→ **EXERCISE**: Only the lines that include "this" should be copied from the data below.

:::::

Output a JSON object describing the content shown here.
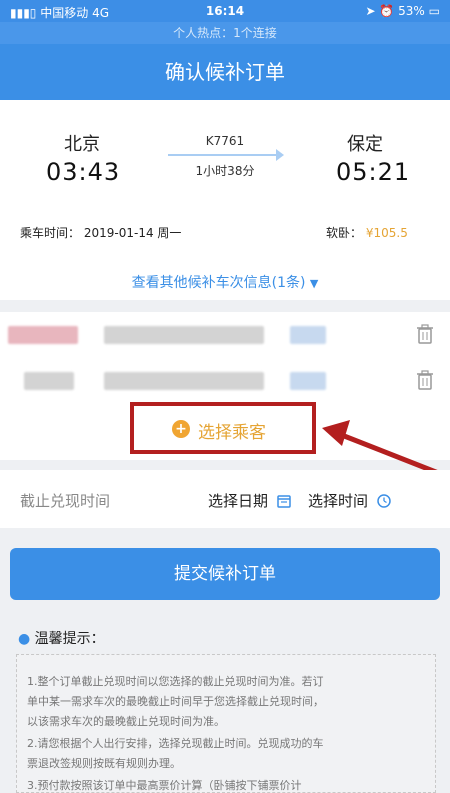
{
  "status_bar": {
    "carrier": "中国移动",
    "network": "4G",
    "time": "16:14",
    "battery": "53%"
  },
  "hotspot": {
    "text": "个人热点：1个连接"
  },
  "nav": {
    "title": "确认候补订单"
  },
  "train": {
    "from_station": "北京",
    "to_station": "保定",
    "depart_time": "03:43",
    "arrive_time": "05:21",
    "train_no": "K7761",
    "duration": "1小时38分",
    "ride_date_label": "乘车时间：",
    "ride_date": "2019-01-14 周一",
    "seat_type": "软卧：",
    "price": "¥105.5",
    "more_link": "查看其他候补车次信息(1条)"
  },
  "passengers": {
    "select_label": "选择乘客"
  },
  "deadline": {
    "label": "截止兑现时间",
    "date_label": "选择日期",
    "time_label": "选择时间"
  },
  "submit": {
    "label": "提交候补订单"
  },
  "tips": {
    "title": "温馨提示：",
    "lines": [
      "1.整个订单截止兑现时间以您选择的截止兑现时间为准。若订",
      "单中某一需求车次的最晚截止时间早于您选择截止兑现时间，",
      "以该需求车次的最晚截止兑现时间为准。",
      "2.请您根据个人出行安排，选择兑现截止时间。兑现成功的车",
      "票退改签规则按既有规则办理。",
      "3.预付款按照该订单中最高票价计算（卧铺按下铺票价计"
    ]
  },
  "colors": {
    "primary": "#3b8fe6",
    "accent": "#e5a434",
    "highlight_border": "#b31f1f"
  }
}
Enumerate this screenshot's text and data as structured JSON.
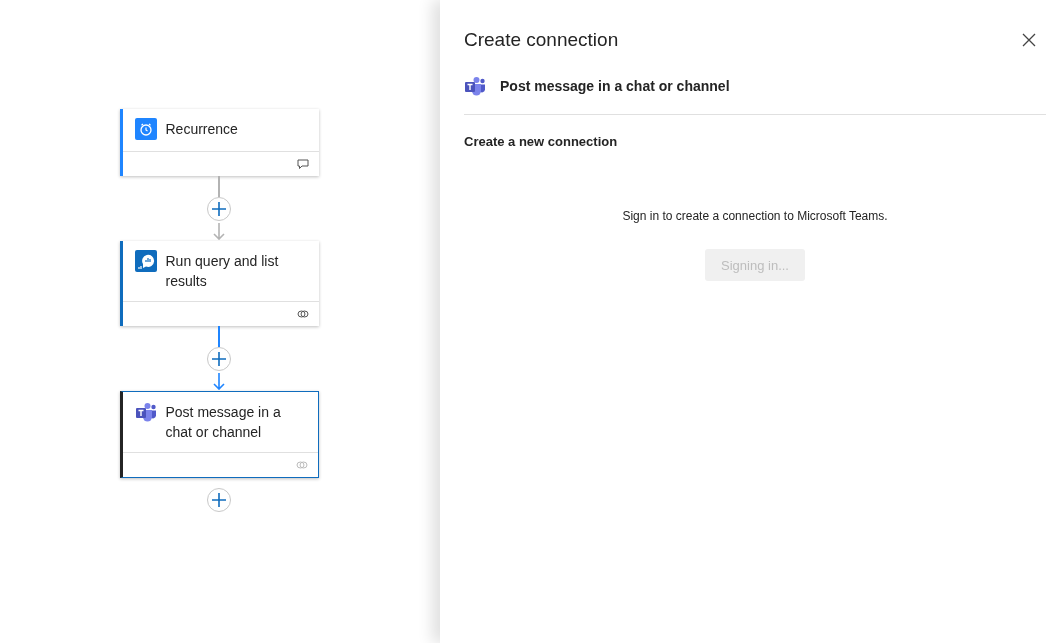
{
  "canvas": {
    "nodes": [
      {
        "kind": "recurrence",
        "title": "Recurrence",
        "color": "#1f85ff",
        "selected": false,
        "footer": {
          "kind": "comment",
          "faded": false
        }
      },
      {
        "kind": "query",
        "title": "Run query and list results",
        "color": "#0f6cbd",
        "selected": false,
        "footer": {
          "kind": "link",
          "faded": false
        }
      },
      {
        "kind": "teams",
        "title": "Post message in a chat or channel",
        "color": "#242424",
        "selected": true,
        "footer": {
          "kind": "link",
          "faded": true
        }
      }
    ],
    "connectors": [
      {
        "highlighted": false
      },
      {
        "highlighted": true
      }
    ]
  },
  "panel": {
    "title": "Create connection",
    "action": {
      "kind": "teams",
      "label": "Post message in a chat or channel"
    },
    "section_heading": "Create a new connection",
    "message": "Sign in to create a connection to Microsoft Teams.",
    "button": {
      "label": "Signing in...",
      "disabled": true
    }
  }
}
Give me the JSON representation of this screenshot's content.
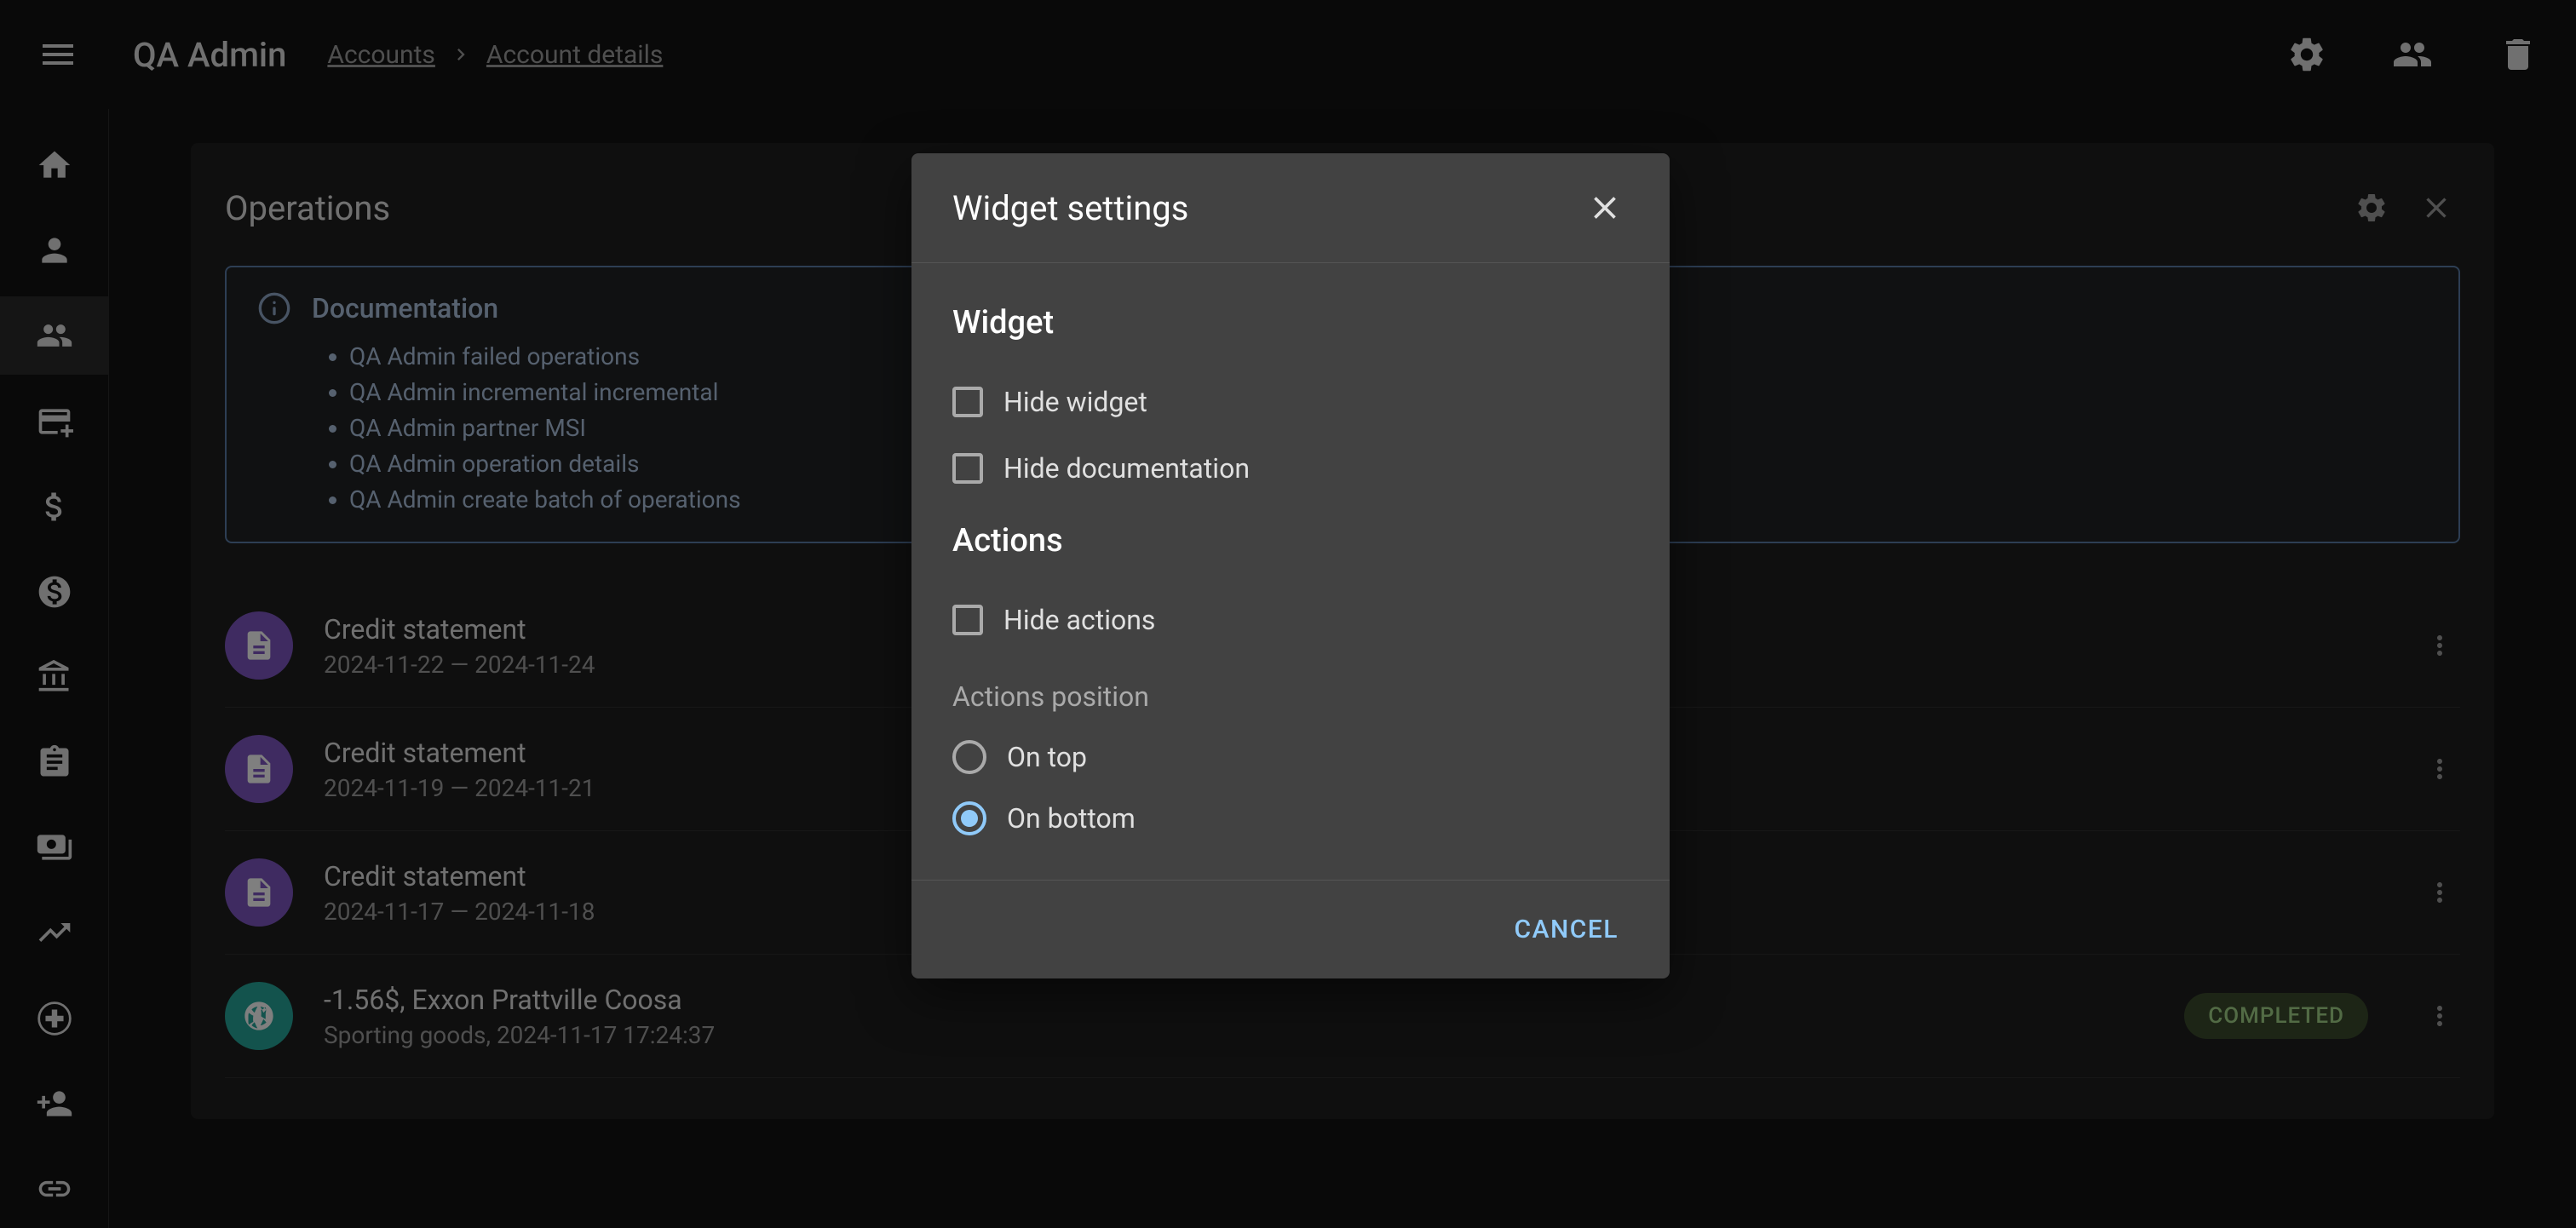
{
  "app_title": "QA Admin",
  "breadcrumb": {
    "items": [
      "Accounts",
      "Account details"
    ]
  },
  "card": {
    "title": "Operations"
  },
  "documentation": {
    "title": "Documentation",
    "items": [
      "QA Admin failed operations",
      "QA Admin incremental incremental",
      "QA Admin partner MSI",
      "QA Admin operation details",
      "QA Admin create batch of operations"
    ]
  },
  "operations": [
    {
      "title": "Credit statement",
      "subtitle": "2024-11-22 — 2024-11-24",
      "avatar": "purple",
      "badge": null
    },
    {
      "title": "Credit statement",
      "subtitle": "2024-11-19 — 2024-11-21",
      "avatar": "purple",
      "badge": null
    },
    {
      "title": "Credit statement",
      "subtitle": "2024-11-17 — 2024-11-18",
      "avatar": "purple",
      "badge": null
    },
    {
      "title": "-1.56$, Exxon Prattville Coosa",
      "subtitle": "Sporting goods, 2024-11-17 17:24:37",
      "avatar": "teal",
      "badge": "COMPLETED"
    }
  ],
  "dialog": {
    "title": "Widget settings",
    "section_widget": "Widget",
    "hide_widget": "Hide widget",
    "hide_documentation": "Hide documentation",
    "section_actions": "Actions",
    "hide_actions": "Hide actions",
    "actions_position_label": "Actions position",
    "on_top": "On top",
    "on_bottom": "On bottom",
    "cancel": "CANCEL",
    "selected_position": "bottom"
  }
}
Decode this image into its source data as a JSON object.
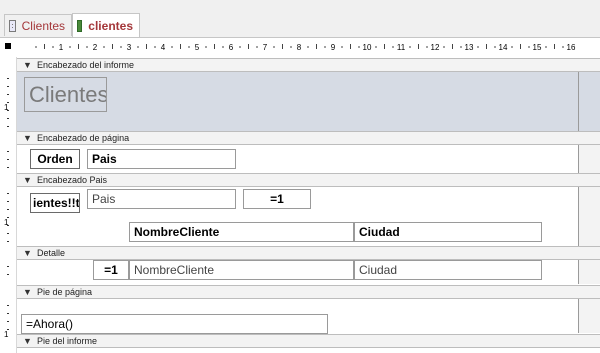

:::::

→ **RESPONSE**:
Enumerate this screenshot's text and data as structured JSON.
Give me the JSON representation of this screenshot's content.
Decode this image into its source data as a JSON object.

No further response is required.